‘Side by side’ released

The first single – Side by side – from my forthcoming album is now available. It describes a journey from Paris to London and is my small contribution to the debate about Europe, and a plea for tolerance and diversity. Rhys Wilson arranged and produced the song, and delightfully so. Here’s the video of the song:

It was  filmed in and around St Pancras station, Gare du nord, Gare de l’est and Gare de Lyon. I’m grateful to the SNCF and St Pancras for the publicly available pianos – the grand at the Gare de Lyon is especially wonderful. And I’m even more grateful to the people of Paris and London for going around their daily travels and inadvertently (and in one lovely moment a the end of Verse 1, advertently) participating in the film, and for proving that what makes us different makes us shine. If you like and approve of it, and are into social media, please do share it. I still hope it’s not too late to change people’s minds.

If you’d like to download the song, it’s available here:

We are working away on the rest of the album and I will of course let you know once it’s available next year. In the meantime, Rhys and I will be performing quite a few of the new songs at Cambridge Folk Club this Friday, December 22nd. We are playing a 45 minute set as part of their Christmas showcase, and the two other acts are Lizzie J Taylor and Pat Cullen. The Folk Club meets in the Golden Hind, Milton Road, Cambridge CB4 1SP, and and there are more details here.

And as it’s that time of year, here are my musical highlights from the last twelve months:

  • My favourite album of the year, by some distance, has been Planetarium, a collaboration from Sufjan Stevens, Nico Muhly, Bryce Dessner and James McAlister. It’s somewhere out there and takes a few listens but we love it. You can hear some samples on their website. I also rather like the album ‘Conflats’ by Outlines. I’m still trying to get the hang of The National’s ‘Sleep well beast’ and Benjamin Clementine’s ‘I tell a fly’ but I think both will be worth the effort.
  • My favourite concert of the year was some ‘flamenco experimental’ from Rosalia and Raul Refree in Girona. Their album, Los Angeles, is remarkable. You can watch them playing ‘Catalina’ in front of Guernica.

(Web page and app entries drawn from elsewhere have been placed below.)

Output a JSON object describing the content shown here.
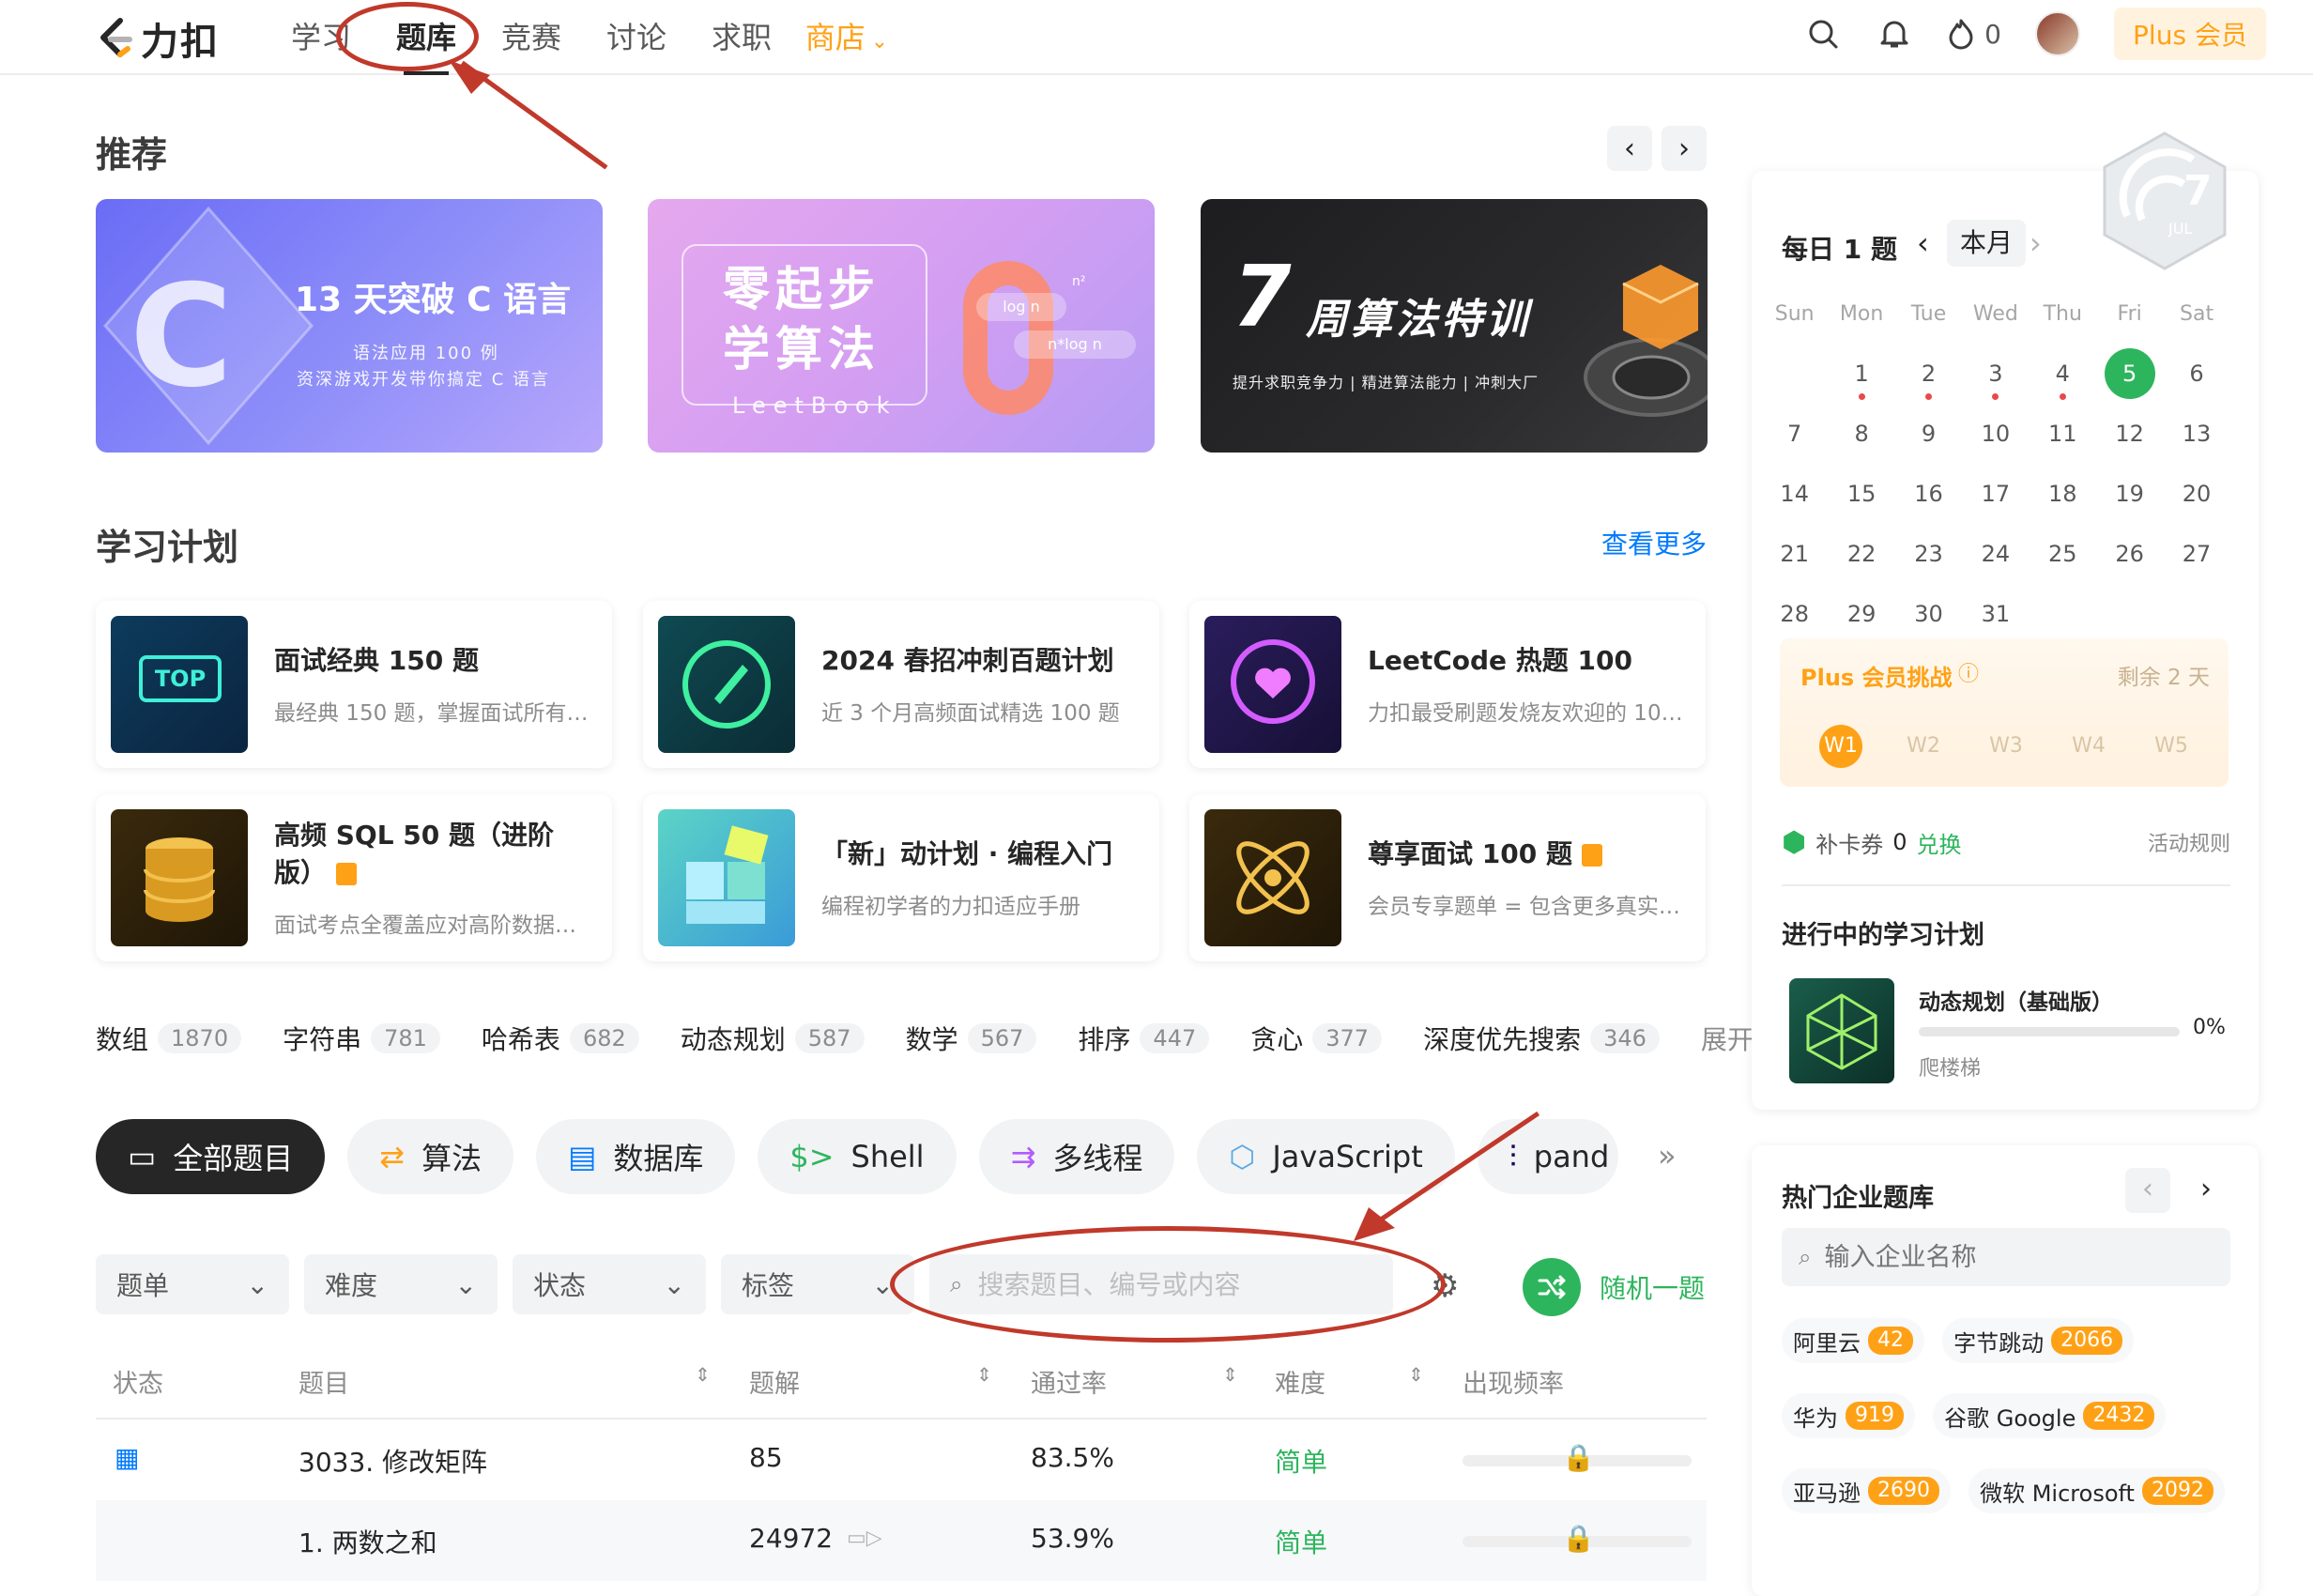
{
  "brand": {
    "name": "力扣"
  },
  "nav": {
    "items": [
      "学习",
      "题库",
      "竞赛",
      "讨论",
      "求职"
    ],
    "shop": "商店",
    "active": "题库"
  },
  "topbar": {
    "fire_count": "0",
    "plus_label": "Plus 会员"
  },
  "recommend": {
    "title": "推荐",
    "banners": [
      {
        "title": "13 天突破 C 语言",
        "sub1": "语法应用 100 例",
        "sub2": "资深游戏开发带你搞定 C 语言",
        "letter": "C"
      },
      {
        "title1": "零起步",
        "title2": "学算法",
        "sub": "LeetBook",
        "tag1": "log n",
        "tag2": "n*log n",
        "tag3": "n²"
      },
      {
        "num": "7",
        "title": "周算法特训",
        "sub": "提升求职竞争力 | 精进算法能力 | 冲刺大厂"
      }
    ]
  },
  "plans": {
    "title": "学习计划",
    "more": "查看更多",
    "items": [
      {
        "title": "面试经典 150 题",
        "desc": "最经典 150 题，掌握面试所有…",
        "locked": false,
        "icon_text": "TOP"
      },
      {
        "title": "2024 春招冲刺百题计划",
        "desc": "近 3 个月高频面试精选 100 题",
        "locked": false
      },
      {
        "title": "LeetCode 热题 100",
        "desc": "力扣最受刷题发烧友欢迎的 10…",
        "locked": false
      },
      {
        "title": "高频 SQL 50 题（进阶版）",
        "desc": "面试考点全覆盖应对高阶数据…",
        "locked": true
      },
      {
        "title": "「新」动计划 · 编程入门",
        "desc": "编程初学者的力扣适应手册",
        "locked": false
      },
      {
        "title": "尊享面试 100 题",
        "desc": "会员专享题单 = 包含更多真实…",
        "locked": true
      }
    ]
  },
  "tags": {
    "items": [
      {
        "name": "数组",
        "count": "1870"
      },
      {
        "name": "字符串",
        "count": "781"
      },
      {
        "name": "哈希表",
        "count": "682"
      },
      {
        "name": "动态规划",
        "count": "587"
      },
      {
        "name": "数学",
        "count": "567"
      },
      {
        "name": "排序",
        "count": "447"
      },
      {
        "name": "贪心",
        "count": "377"
      },
      {
        "name": "深度优先搜索",
        "count": "346"
      }
    ],
    "expand": "展开"
  },
  "categories": [
    "全部题目",
    "算法",
    "数据库",
    "Shell",
    "多线程",
    "JavaScript",
    "pand"
  ],
  "filters": {
    "list": "题单",
    "difficulty": "难度",
    "status": "状态",
    "tags": "标签",
    "search_placeholder": "搜索题目、编号或内容",
    "random": "随机一题"
  },
  "table": {
    "headers": [
      "状态",
      "题目",
      "题解",
      "通过率",
      "难度",
      "出现频率"
    ],
    "rows": [
      {
        "title": "3033. 修改矩阵",
        "solutions": "85",
        "rate": "83.5%",
        "difficulty": "简单",
        "daily": true
      },
      {
        "title": "1. 两数之和",
        "solutions": "24972",
        "rate": "53.9%",
        "difficulty": "简单",
        "daily": false
      }
    ]
  },
  "calendar": {
    "title": "每日 1 题",
    "month": "本月",
    "badge_day": "7",
    "badge_month": "JUL",
    "weekdays": [
      "Sun",
      "Mon",
      "Tue",
      "Wed",
      "Thu",
      "Fri",
      "Sat"
    ],
    "weeks": [
      [
        "",
        "1",
        "2",
        "3",
        "4",
        "5",
        "6"
      ],
      [
        "7",
        "8",
        "9",
        "10",
        "11",
        "12",
        "13"
      ],
      [
        "14",
        "15",
        "16",
        "17",
        "18",
        "19",
        "20"
      ],
      [
        "21",
        "22",
        "23",
        "24",
        "25",
        "26",
        "27"
      ],
      [
        "28",
        "29",
        "30",
        "31",
        "",
        "",
        ""
      ]
    ],
    "today": "5",
    "dotted_days": [
      "1",
      "2",
      "3",
      "4"
    ]
  },
  "plus_challenge": {
    "title": "Plus 会员挑战",
    "remaining": "剩余 2 天",
    "weeks": [
      "W1",
      "W2",
      "W3",
      "W4",
      "W5"
    ]
  },
  "voucher": {
    "label": "补卡券",
    "count": "0",
    "redeem": "兑换",
    "rules": "活动规则"
  },
  "ongoing": {
    "title": "进行中的学习计划",
    "plan": "动态规划（基础版）",
    "progress": "0%",
    "progress_value": 0,
    "stage": "爬楼梯"
  },
  "companies": {
    "title": "热门企业题库",
    "search_placeholder": "输入企业名称",
    "items": [
      {
        "name": "阿里云",
        "count": "42"
      },
      {
        "name": "字节跳动",
        "count": "2066"
      },
      {
        "name": "华为",
        "count": "919"
      },
      {
        "name": "谷歌 Google",
        "count": "2432"
      },
      {
        "name": "亚马逊",
        "count": "2690"
      },
      {
        "name": "微软 Microsoft",
        "count": "2092"
      }
    ]
  },
  "colors": {
    "brand_orange": "#ffa116",
    "easy_green": "#2db55d",
    "link_blue": "#007aff",
    "annotation_red": "#c0392b"
  }
}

I’d like to wish you a very happy Christmas, and all the best for 2018. Thankyou all for your continued support.

The story of Heroes of the floes

It was a friend who worked for the British Antarctic Survey who first told me the story of John Rae, the Orcadian doctor and explorer.

Rae was born at the Hall of Clestrain in Orphir in 1813. He qualified as a surgeon in Edinburgh and in 1833 left Scotland to work in Canada, first as a ship’s surgeon on board the Prince of Wales, and then in Moose Factory for the Hudson Bay Company, where he was to stay for 10 years.

Rae, in contrast to most of his white contemporaries, respected the First Nation people, learned vital skills from them and dressed like them to face the winter cold. From the Cree he learned how to make snowshoes and hunt caribou, and from the Inuit how to build snow shelters.

Rae was asked by the Hudson Bay Company to complete the mapping of the Arctic coast. He was a remarkable athlete – in one two-month period he covered 1200 miles on foot – and he spent whole winters in the far north. His expeditions filled many gaps and confirmed the existence of the North West Passage.

In 1848 Rae was asked to help search for the men of Lord Franklin’s expedition. He learnt from the Inuit that 40 white men had starved to death and had resorted to cannibalism in their final days. However when his report reached London, it led to an outcry. As my friend says, ‘Royal Navy chaps don’t eat each other’. Or as Charles Dickens put it, no white man should believe the Inuit who were ‘savages and liars’.

Later expeditions proved Rae and the Inuit right. However by then Rae was thoroughly discredited and his own discovery of the North West Passage was attributed to Franklin. His achievements were written out of history. My friend suggested that, as Franklin already had songs to his name, I might like to write a tribute to a true hero of the floes. I hope the song does him justice.